Brem, S., Maurer, U., Kronbichler, M. et al. (2020). Visual word form processing deficits driven by severity of reading impairments in children with developmental dyslexia. Scientific Reports, 10

De Jong, P. F., & van der Leij, A. (2003). Developmental changes in the manifestation of a phonological deficit in dyslexic children learning to read a regular orthography. Journal of Educational Psychology, 95(1), 22-40.

Elliott, J. G., & Grigorenko, E. L. (2014). The dyslexia debate. Cambridge: Cambridge University Press.

Georgetown University Medical Center (2016, June 9). In the brain, one area sees familiar words as pictures, another sounds out words. Retrieved July 15, 2019 from https://bit.ly/2XLzNHd

Pedago, F., Nakamura, K., Cohen, L., & Dehaene, S. (2011). Breaking the symmetry: Mirror discrimination for single letters but not for pictures in the Visual Word Form Area. Neuroimage, 55, 742-749.

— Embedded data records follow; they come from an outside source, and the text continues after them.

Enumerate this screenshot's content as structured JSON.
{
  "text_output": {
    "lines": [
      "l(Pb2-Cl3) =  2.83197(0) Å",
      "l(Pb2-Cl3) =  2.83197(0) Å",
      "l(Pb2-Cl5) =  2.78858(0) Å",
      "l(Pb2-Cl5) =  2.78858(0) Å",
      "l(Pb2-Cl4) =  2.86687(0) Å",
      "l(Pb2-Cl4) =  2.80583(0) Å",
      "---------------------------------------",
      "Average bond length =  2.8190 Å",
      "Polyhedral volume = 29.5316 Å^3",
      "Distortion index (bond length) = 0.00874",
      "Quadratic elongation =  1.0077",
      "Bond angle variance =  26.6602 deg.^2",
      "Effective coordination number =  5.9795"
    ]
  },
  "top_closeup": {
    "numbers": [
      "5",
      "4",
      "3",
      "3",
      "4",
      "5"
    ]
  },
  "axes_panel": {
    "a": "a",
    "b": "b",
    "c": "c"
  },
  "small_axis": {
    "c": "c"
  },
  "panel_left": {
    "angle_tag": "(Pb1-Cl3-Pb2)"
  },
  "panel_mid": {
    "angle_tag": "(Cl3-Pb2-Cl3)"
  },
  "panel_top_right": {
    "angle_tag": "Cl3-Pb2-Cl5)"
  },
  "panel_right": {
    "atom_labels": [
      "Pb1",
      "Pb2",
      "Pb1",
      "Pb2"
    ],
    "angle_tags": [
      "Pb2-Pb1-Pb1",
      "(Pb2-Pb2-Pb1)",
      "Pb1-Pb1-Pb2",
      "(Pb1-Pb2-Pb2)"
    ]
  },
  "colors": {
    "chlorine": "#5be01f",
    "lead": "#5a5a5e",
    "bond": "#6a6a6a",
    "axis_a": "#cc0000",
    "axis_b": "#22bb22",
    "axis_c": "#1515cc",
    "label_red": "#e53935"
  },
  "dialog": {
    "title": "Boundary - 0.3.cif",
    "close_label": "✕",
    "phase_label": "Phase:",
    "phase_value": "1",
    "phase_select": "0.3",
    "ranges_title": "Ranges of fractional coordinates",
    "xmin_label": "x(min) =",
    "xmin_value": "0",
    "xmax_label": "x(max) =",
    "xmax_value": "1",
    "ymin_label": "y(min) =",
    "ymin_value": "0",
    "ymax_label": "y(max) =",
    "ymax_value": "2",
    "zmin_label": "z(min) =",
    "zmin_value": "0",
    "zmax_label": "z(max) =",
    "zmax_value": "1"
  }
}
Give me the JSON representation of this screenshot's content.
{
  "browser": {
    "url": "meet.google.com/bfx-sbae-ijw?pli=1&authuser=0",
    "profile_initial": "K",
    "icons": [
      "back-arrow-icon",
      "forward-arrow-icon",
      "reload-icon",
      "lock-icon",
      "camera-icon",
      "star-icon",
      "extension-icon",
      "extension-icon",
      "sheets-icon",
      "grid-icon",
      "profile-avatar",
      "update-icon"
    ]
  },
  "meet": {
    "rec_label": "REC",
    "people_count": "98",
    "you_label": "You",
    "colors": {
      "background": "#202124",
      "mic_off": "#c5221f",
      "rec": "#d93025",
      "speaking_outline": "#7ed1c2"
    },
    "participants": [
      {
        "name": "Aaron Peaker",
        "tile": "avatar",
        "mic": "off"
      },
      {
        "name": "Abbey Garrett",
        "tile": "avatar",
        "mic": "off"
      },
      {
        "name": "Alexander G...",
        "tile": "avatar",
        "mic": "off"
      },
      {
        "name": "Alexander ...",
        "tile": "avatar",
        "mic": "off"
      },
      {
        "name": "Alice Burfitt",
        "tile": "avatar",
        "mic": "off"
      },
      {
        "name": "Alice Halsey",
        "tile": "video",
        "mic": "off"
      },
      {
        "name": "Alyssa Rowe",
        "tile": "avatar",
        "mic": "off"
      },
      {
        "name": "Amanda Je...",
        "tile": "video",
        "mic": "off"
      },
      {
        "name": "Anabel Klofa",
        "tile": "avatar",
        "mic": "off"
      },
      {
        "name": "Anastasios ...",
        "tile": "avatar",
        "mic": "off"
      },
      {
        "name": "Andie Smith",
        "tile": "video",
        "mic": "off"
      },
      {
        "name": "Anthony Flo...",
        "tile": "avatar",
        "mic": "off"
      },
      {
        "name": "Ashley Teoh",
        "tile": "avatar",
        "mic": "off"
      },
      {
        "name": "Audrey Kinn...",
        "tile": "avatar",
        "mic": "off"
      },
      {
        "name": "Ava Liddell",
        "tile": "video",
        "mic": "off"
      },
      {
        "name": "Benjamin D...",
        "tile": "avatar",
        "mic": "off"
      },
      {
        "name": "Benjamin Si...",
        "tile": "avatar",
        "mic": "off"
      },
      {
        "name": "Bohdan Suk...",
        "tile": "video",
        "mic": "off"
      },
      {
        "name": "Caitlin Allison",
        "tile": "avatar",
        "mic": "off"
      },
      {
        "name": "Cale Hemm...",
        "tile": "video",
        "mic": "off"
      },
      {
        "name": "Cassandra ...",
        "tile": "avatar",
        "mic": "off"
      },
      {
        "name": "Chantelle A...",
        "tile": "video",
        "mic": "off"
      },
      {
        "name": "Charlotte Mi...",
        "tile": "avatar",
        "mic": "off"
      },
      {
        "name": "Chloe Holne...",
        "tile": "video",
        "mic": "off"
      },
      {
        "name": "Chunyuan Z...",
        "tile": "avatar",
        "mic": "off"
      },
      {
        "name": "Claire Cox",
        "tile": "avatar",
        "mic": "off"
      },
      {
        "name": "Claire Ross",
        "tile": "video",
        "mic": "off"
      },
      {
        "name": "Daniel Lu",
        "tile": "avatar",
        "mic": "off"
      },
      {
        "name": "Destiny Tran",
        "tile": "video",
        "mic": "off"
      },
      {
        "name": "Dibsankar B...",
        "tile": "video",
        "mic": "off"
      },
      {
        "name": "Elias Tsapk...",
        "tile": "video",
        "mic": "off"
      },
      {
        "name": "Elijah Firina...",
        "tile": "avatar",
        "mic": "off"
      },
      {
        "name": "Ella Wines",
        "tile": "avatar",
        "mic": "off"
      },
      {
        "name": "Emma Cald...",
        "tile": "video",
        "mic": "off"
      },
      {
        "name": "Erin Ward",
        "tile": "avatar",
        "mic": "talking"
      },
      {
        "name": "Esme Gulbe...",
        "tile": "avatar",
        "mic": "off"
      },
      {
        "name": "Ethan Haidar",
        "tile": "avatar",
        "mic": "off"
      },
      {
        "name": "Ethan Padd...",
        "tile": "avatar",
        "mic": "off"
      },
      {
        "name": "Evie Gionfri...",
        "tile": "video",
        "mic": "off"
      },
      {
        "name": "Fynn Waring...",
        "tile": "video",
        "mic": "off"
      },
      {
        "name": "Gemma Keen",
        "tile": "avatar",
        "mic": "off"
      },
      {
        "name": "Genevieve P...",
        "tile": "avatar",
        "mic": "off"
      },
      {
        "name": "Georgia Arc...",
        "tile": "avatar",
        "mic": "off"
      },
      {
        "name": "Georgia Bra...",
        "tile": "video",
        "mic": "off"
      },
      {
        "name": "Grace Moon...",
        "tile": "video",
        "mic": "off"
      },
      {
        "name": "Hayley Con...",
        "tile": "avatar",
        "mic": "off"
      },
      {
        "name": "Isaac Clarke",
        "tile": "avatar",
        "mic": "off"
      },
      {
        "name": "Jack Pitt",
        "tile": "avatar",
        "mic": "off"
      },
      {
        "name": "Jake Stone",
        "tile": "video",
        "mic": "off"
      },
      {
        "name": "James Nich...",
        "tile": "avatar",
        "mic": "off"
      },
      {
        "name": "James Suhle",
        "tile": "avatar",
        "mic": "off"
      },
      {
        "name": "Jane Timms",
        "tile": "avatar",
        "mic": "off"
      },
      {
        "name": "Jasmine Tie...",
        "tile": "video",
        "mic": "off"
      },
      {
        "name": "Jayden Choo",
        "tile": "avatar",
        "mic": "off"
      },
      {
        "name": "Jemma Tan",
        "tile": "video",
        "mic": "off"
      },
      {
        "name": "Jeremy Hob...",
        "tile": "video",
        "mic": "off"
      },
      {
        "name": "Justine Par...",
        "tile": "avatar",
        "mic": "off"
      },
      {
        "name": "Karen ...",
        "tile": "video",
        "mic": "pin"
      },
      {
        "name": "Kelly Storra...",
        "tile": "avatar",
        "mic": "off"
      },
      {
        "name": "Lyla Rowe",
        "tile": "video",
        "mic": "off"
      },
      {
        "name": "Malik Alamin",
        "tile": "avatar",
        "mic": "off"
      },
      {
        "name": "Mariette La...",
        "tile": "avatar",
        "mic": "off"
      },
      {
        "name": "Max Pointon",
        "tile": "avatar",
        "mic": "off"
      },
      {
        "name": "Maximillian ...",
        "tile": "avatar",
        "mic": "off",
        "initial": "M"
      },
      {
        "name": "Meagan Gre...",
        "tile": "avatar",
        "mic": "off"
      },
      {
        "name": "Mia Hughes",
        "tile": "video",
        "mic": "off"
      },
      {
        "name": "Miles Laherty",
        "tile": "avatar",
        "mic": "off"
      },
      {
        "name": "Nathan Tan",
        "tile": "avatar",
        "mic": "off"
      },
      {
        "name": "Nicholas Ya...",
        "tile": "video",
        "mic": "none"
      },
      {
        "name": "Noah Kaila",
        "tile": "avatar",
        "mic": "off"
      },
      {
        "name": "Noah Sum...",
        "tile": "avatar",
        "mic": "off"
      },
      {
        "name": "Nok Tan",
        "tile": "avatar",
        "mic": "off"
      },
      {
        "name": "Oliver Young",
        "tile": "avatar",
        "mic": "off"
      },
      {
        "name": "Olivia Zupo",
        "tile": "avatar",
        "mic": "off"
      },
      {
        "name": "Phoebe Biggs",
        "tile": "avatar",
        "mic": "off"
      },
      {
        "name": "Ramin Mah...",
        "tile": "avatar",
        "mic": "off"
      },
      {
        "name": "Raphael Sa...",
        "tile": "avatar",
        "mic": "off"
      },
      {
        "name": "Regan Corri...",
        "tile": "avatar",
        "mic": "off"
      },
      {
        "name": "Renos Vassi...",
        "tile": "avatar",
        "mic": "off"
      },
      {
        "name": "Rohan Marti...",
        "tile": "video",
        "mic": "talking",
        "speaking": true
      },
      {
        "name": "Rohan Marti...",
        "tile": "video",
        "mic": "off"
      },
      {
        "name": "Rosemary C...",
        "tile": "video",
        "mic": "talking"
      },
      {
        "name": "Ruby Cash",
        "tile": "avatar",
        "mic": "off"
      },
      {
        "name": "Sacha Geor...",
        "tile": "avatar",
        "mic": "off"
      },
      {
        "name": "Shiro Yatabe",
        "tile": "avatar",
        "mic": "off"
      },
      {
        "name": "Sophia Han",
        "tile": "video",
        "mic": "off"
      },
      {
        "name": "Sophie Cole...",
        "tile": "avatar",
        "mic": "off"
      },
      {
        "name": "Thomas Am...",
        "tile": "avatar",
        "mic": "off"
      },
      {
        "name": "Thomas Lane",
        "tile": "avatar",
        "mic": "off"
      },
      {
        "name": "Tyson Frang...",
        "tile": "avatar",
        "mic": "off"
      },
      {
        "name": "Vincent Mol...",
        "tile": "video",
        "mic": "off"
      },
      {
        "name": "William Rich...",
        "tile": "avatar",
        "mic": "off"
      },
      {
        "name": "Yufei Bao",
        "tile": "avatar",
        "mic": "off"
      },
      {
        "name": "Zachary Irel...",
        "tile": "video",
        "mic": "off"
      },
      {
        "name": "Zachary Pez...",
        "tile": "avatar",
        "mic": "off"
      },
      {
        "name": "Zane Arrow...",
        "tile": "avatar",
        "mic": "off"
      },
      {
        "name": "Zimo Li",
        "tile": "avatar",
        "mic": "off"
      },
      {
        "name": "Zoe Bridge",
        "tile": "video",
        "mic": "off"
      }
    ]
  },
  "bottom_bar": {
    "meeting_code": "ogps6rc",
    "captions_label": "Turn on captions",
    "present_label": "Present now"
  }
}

Kere, J. (2014). The molecular genetics and neurobiology of developmental dyslexia as model of a complex phenotype. Biochemical and Biophysical Research Communications, 452(2), 236-243.

Smith, C. R. (1991). Learning disabilities: The interaction of learner, task, and setting. Boston: Allyn and Bacon.

Stein, J. (2018). The magnocellular theory of developmental dyslexia. In T. Lachmann, & T. Weis (Eds.). Reading and dyslexia (pp. 97-128). Cham, Switzerland: Springer.